Community desalination as new hydrosocial assemblages and scalar politics to satisfy the human right to water in Chile
Assistant Professor, Department of Sociology, Faculty of Social Sciences & Department of Territorial Planning, Faculty of Environmental Sciences, Universidad de Concepción, Concepción, Chile; firstname.lastname@example.org
ABSTRACT: We propose a political-ecological approach to community desalination based on our experience installing small desalination plants in three coastal communities in southern Chile. Conceptually, we frame community desalination plants as new hydrosocial assemblages different from large-scale or extractivist desalination, discussing how social participation is key to the community’s reappropriation of nature through desalination plants. We use the literature of scalar politics in water governance as a device for analysing the ongoing political struggles around water and the role that community desalination can play in satisfying the human right to water. Through a multi-method and participatory approach, we demonstrate the situated nature of community desalination development in Chile. We identify three stages in the configuration of the new hydrosocial assemblages: negotiating the installation of the plants, valuing the drinking water produced by the plants, and negotiating to finance their definitive installation as a complementary source of drinking water for these communities. We also show that the community appropriation of these plants depends mainly on the water quality and the institutional arrangements to sustain these small plants over space and time. We analyse how the community scale interacts with municipal, regional, and national scales differently.
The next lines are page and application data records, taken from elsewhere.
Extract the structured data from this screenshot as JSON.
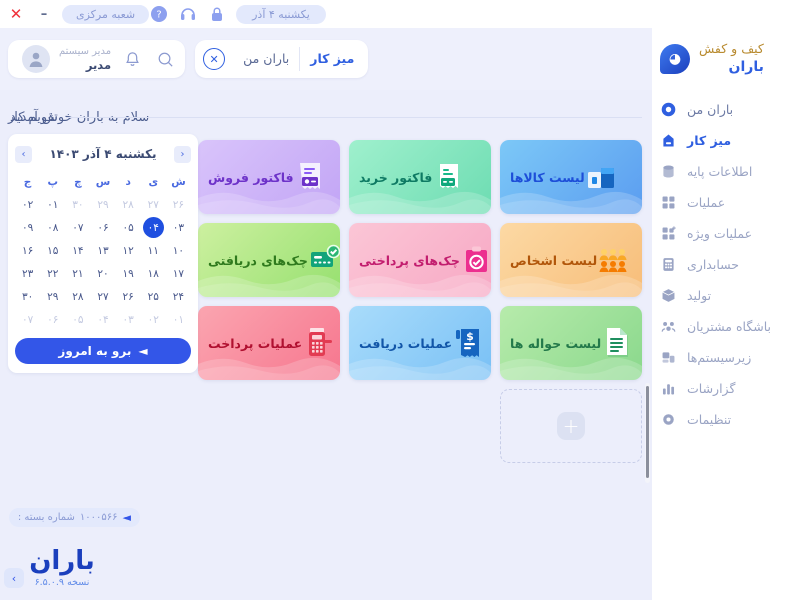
{
  "titlebar": {
    "date_pill": "یکشنبه ۴ آذر",
    "branch_pill": "شعبه مرکزی",
    "minimize": "–",
    "close": "✕",
    "icons": [
      "lock-icon",
      "headset-icon",
      "help-icon"
    ]
  },
  "sidebar": {
    "brand": {
      "line1": "کیف و کفش",
      "line2": "باران"
    },
    "items": [
      {
        "label": "باران من",
        "icon": "baran-drop-icon",
        "active": false
      },
      {
        "label": "میز کار",
        "icon": "desk-icon",
        "active": true
      },
      {
        "label": "اطلاعات پایه",
        "icon": "database-icon",
        "active": false
      },
      {
        "label": "عملیات",
        "icon": "grid-icon",
        "active": false
      },
      {
        "label": "عملیات ویژه",
        "icon": "grid-plus-icon",
        "active": false
      },
      {
        "label": "حسابداری",
        "icon": "calculator-icon",
        "active": false
      },
      {
        "label": "تولید",
        "icon": "box-icon",
        "active": false
      },
      {
        "label": "باشگاه مشتریان",
        "icon": "people-icon",
        "active": false
      },
      {
        "label": "زیرسیستم‌ها",
        "icon": "subsystem-icon",
        "active": false
      },
      {
        "label": "گزارشات",
        "icon": "chart-bar-icon",
        "active": false
      },
      {
        "label": "تنظیمات",
        "icon": "gear-icon",
        "active": false
      }
    ]
  },
  "topbar": {
    "user_name": "مدیر",
    "user_role": "مدیر سیستم",
    "search_icon": "search-icon",
    "bell_icon": "bell-icon",
    "tabs": [
      {
        "label": "میز کار",
        "active": true
      },
      {
        "label": "باران من",
        "active": false
      }
    ],
    "close_tab": "✕"
  },
  "welcome": {
    "text": "سلام به باران خوش آمدید"
  },
  "tiles": [
    {
      "label": "لیست کالاها",
      "icon": "boxes-icon",
      "bg1": "#7cc8f7",
      "bg2": "#5b9df0",
      "text": "#1d4ed8"
    },
    {
      "label": "فاکتور خرید",
      "icon": "receipt-icon",
      "bg1": "#9ff0cd",
      "bg2": "#6ddcb2",
      "text": "#0e7a63"
    },
    {
      "label": "فاکتور فروش",
      "icon": "invoice-icon",
      "bg1": "#d9c4fb",
      "bg2": "#c2a5f5",
      "text": "#6d32c9"
    },
    {
      "label": "لیست اشخاص",
      "icon": "persons-icon",
      "bg1": "#fcd9a4",
      "bg2": "#f7bd79",
      "text": "#b1560a"
    },
    {
      "label": "چک‌های پرداختی",
      "icon": "check-pay-icon",
      "bg1": "#fbc6d6",
      "bg2": "#f7a8c4",
      "text": "#c21d6e"
    },
    {
      "label": "چک‌های دریافتی",
      "icon": "check-recv-icon",
      "bg1": "#cdf0a0",
      "bg2": "#96e06f",
      "text": "#2f7a1d"
    },
    {
      "label": "لیست حواله ها",
      "icon": "document-icon",
      "bg1": "#b7ebab",
      "bg2": "#8ad88c",
      "text": "#23794a"
    },
    {
      "label": "عملیات دریافت",
      "icon": "receive-icon",
      "bg1": "#a9dcfb",
      "bg2": "#79c0f5",
      "text": "#1155a8"
    },
    {
      "label": "عملیات پرداخت",
      "icon": "pos-icon",
      "bg1": "#fba5b0",
      "bg2": "#f6768e",
      "text": "#b01030"
    }
  ],
  "add_tile": {
    "icon": "plus-icon",
    "label": "+"
  },
  "calendar": {
    "section_title": "تقویم کار",
    "month_title": "یکشنبه ۴ آذر ۱۴۰۳",
    "prev": "‹",
    "next": "›",
    "dow": [
      "ش",
      "ی",
      "د",
      "س",
      "چ",
      "پ",
      "ج"
    ],
    "weeks": [
      [
        {
          "d": "۲۶",
          "s": "mut"
        },
        {
          "d": "۲۷",
          "s": "mut"
        },
        {
          "d": "۲۸",
          "s": "mut"
        },
        {
          "d": "۲۹",
          "s": "mut"
        },
        {
          "d": "۳۰",
          "s": "mut"
        },
        {
          "d": "۰۱",
          "s": ""
        },
        {
          "d": "۰۲",
          "s": ""
        }
      ],
      [
        {
          "d": "۰۳",
          "s": ""
        },
        {
          "d": "۰۴",
          "s": "sel"
        },
        {
          "d": "۰۵",
          "s": ""
        },
        {
          "d": "۰۶",
          "s": ""
        },
        {
          "d": "۰۷",
          "s": ""
        },
        {
          "d": "۰۸",
          "s": ""
        },
        {
          "d": "۰۹",
          "s": ""
        }
      ],
      [
        {
          "d": "۱۰",
          "s": ""
        },
        {
          "d": "۱۱",
          "s": ""
        },
        {
          "d": "۱۲",
          "s": ""
        },
        {
          "d": "۱۳",
          "s": ""
        },
        {
          "d": "۱۴",
          "s": ""
        },
        {
          "d": "۱۵",
          "s": ""
        },
        {
          "d": "۱۶",
          "s": ""
        }
      ],
      [
        {
          "d": "۱۷",
          "s": ""
        },
        {
          "d": "۱۸",
          "s": ""
        },
        {
          "d": "۱۹",
          "s": ""
        },
        {
          "d": "۲۰",
          "s": ""
        },
        {
          "d": "۲۱",
          "s": ""
        },
        {
          "d": "۲۲",
          "s": ""
        },
        {
          "d": "۲۳",
          "s": ""
        }
      ],
      [
        {
          "d": "۲۴",
          "s": ""
        },
        {
          "d": "۲۵",
          "s": ""
        },
        {
          "d": "۲۶",
          "s": ""
        },
        {
          "d": "۲۷",
          "s": ""
        },
        {
          "d": "۲۸",
          "s": ""
        },
        {
          "d": "۲۹",
          "s": ""
        },
        {
          "d": "۳۰",
          "s": ""
        }
      ],
      [
        {
          "d": "۰۱",
          "s": "mut"
        },
        {
          "d": "۰۲",
          "s": "mut"
        },
        {
          "d": "۰۳",
          "s": "mut"
        },
        {
          "d": "۰۴",
          "s": "mut"
        },
        {
          "d": "۰۵",
          "s": "mut"
        },
        {
          "d": "۰۶",
          "s": "mut"
        },
        {
          "d": "۰۷",
          "s": "mut"
        }
      ]
    ],
    "today_button": "برو به امروز",
    "today_arrow": "◄"
  },
  "footer": {
    "package_label": "شماره بسته :",
    "package_number": "۱۰۰۰۵۶۶",
    "package_arrow": "◄",
    "logo_text": "باران",
    "version": "نسخه ۶.۵.۰.۹",
    "collapse_icon": "chevron-right-icon"
  },
  "colors": {
    "page_bg": "#eceefb",
    "panel_bg": "#ffffff",
    "accent": "#3356e8",
    "muted_text": "#9aa4c4",
    "gold": "#b88a2e",
    "danger": "#f0323c"
  }
}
Finally, we conclude by evaluating, from a hydrosocial perspective, the pros and cons of using this community desalination process to satisfy the human right to water.
KEYWORDS: Extractivist vs. community desalination, Agua Potable Rural (APR), social participation, small desalination plants, reappropriation of nature, water commons, Chile